### Work required
Once you have read the data below, please repeat all of it exactly.

### Input records
::::::::::

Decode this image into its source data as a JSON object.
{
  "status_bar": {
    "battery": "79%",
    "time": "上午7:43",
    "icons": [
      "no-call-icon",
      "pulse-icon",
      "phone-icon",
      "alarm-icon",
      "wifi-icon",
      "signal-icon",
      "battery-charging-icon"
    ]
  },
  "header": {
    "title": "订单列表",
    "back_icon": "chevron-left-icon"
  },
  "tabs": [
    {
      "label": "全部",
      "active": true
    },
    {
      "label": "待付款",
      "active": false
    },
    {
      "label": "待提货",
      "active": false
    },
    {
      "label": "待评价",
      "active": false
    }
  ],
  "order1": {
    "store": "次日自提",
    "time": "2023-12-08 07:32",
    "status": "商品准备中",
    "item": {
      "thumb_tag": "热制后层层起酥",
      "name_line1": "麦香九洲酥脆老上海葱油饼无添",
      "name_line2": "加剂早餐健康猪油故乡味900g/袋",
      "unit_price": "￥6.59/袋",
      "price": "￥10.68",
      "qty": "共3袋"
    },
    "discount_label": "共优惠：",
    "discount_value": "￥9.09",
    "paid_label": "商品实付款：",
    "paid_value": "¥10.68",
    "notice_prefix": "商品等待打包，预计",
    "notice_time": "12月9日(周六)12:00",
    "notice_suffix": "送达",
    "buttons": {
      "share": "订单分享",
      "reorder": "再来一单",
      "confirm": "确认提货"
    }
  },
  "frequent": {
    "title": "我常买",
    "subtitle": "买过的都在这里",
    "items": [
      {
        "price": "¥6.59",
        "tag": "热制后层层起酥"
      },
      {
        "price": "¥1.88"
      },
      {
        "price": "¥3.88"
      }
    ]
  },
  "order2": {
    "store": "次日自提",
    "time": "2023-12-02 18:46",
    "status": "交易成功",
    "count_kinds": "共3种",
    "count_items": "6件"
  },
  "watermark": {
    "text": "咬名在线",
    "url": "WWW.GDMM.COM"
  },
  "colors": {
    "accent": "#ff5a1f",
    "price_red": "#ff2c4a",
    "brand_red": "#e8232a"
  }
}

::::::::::

### Output of the task
Decode this image into its source data as a JSON object.
{
  "status_bar": {
    "battery": "79%",
    "time": "上午7:43",
    "icons": [
      "no-call-icon",
      "pulse-icon",
      "phone-icon",
      "alarm-icon",
      "wifi-icon",
      "signal-icon",
      "battery-charging-icon"
    ]
  },
  "header": {
    "title": "订单列表",
    "back_icon": "chevron-left-icon"
  },
  "tabs": [
    {
      "label": "全部",
      "active": true
    },
    {
      "label": "待付款",
      "active": false
    },
    {
      "label": "待提货",
      "active": false
    },
    {
      "label": "待评价",
      "active": false
    }
  ],
  "order1": {
    "store": "次日自提",
    "time": "2023-12-08 07:32",
    "status": "商品准备中",
    "item": {
      "thumb_tag": "热制后层层起酥",
      "name_line1": "麦香九洲酥脆老上海葱油饼无添",
      "name_line2": "加剂早餐健康猪油故乡味900g/袋",
      "unit_price": "￥6.59/袋",
      "price": "￥10.68",
      "qty": "共3袋"
    },
    "discount_label": "共优惠：",
    "discount_value": "￥9.09",
    "paid_label": "商品实付款：",
    "paid_value": "¥10.68",
    "notice_prefix": "商品等待打包，预计",
    "notice_time": "12月9日(周六)12:00",
    "notice_suffix": "送达",
    "buttons": {
      "share": "订单分享",
      "reorder": "再来一单",
      "confirm": "确认提货"
    }
  },
  "frequent": {
    "title": "我常买",
    "subtitle": "买过的都在这里",
    "items": [
      {
        "price": "¥6.59",
        "tag": "热制后层层起酥"
      },
      {
        "price": "¥1.88"
      },
      {
        "price": "¥3.88"
      }
    ]
  },
  "order2": {
    "store": "次日自提",
    "time": "2023-12-02 18:46",
    "status": "交易成功",
    "count_kinds": "共3种",
    "count_items": "6件"
  },
  "watermark": {
    "text": "咬名在线",
    "url": "WWW.GDMM.COM"
  },
  "colors": {
    "accent": "#ff5a1f",
    "price_red": "#ff2c4a",
    "brand_red": "#e8232a"
  }
}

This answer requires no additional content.